180303_001 God gives the power to love their enemies to those who have been transformed by the work of Jesus on the cross.
- Verse 43: “You have heard the law that says, ‘Love your neighbor’ and hate your enemy.” As Jim pointed out, Jesus was quoting a misinterpretation of Leviticus 19. The teachers of his day were twisting the law to love to their own convenience. How were they doing that? How common is this practice among Christians today? Can you think of any examples?
- Verse 44: “But I say, love your enemies! Pray for those who persecute you!” Who would identify as your “enemies”? Who do you find it difficult to love? What does it take to love those who have hurt you?
- Verse 45: “In that way, you will be acting as true children of your Father in heaven. For he gives his sunlight to both the evil and the good, and he sends rain on the just and the unjust alike.” What is the meaning of God’s “common grace” in contrast to His “saving grace”? In what way are we to show “common grace” to all people? In what way does Jesus’ teaching confront racial and ethnic prejudice?
- Verse 46-47: “If you love only those who love you, what reward is there for that?
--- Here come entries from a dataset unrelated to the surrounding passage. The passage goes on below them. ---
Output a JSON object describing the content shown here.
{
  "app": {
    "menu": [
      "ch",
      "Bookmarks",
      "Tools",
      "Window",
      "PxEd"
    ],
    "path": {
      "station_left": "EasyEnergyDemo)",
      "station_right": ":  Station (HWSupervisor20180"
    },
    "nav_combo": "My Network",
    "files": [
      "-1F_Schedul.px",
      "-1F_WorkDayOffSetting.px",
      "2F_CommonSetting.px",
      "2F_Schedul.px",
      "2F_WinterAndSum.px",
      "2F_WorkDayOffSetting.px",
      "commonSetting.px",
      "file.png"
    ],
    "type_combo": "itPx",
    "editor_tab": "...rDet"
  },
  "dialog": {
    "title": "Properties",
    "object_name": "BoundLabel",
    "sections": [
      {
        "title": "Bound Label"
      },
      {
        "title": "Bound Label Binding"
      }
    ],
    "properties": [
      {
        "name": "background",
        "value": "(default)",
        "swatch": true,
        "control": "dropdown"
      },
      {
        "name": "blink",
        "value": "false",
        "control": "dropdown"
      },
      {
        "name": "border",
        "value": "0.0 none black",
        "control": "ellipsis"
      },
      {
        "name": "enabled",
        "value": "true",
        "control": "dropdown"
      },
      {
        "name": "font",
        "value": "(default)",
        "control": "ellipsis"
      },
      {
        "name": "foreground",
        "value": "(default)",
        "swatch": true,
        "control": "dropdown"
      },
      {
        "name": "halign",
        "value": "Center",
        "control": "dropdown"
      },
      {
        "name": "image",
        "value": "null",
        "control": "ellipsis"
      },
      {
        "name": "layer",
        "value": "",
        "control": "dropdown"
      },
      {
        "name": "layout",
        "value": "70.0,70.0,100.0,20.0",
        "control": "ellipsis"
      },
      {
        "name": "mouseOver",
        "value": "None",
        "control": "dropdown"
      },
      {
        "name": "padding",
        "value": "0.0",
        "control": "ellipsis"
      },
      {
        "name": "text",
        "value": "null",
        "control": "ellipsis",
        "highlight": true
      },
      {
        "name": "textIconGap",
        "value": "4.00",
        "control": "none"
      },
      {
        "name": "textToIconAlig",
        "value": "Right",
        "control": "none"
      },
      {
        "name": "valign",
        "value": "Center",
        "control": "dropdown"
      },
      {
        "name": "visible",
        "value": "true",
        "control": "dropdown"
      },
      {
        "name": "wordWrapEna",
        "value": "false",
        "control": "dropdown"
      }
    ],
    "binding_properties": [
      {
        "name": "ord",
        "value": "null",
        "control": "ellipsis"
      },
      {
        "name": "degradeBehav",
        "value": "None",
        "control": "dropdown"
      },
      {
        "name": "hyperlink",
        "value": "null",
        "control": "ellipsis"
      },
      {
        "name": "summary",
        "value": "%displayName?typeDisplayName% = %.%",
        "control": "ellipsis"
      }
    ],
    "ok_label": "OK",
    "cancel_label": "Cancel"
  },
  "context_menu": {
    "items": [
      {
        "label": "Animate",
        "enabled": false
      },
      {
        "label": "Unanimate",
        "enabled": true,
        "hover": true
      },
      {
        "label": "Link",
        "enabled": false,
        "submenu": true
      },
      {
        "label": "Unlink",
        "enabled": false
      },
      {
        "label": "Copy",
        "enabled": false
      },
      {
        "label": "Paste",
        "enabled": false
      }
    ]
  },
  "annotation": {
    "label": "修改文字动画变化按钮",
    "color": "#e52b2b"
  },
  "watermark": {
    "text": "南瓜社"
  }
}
Even corrupt tax collectors do that much. 47 If you are kind only to your friends, how are you different from anyone else? Even pagans do that.” Do you tend to love only those who will love you in return? Are you kind only to your friends? How can you show kindness to those who are not your friends
- Verse 48: “But you are to be perfect, even as your Father in heaven is perfect.” When you first read this verse, how do you feel? From what Jim said about the meaning of the word “perfect” (lacking nothing necessary to completeness), how does this change what Jesus meant? How does it apply to loving our enemies
- What help or “power” can we find in Jesus’ death on the cross? What must happen in us to experience the same love Jesus had for his enemies?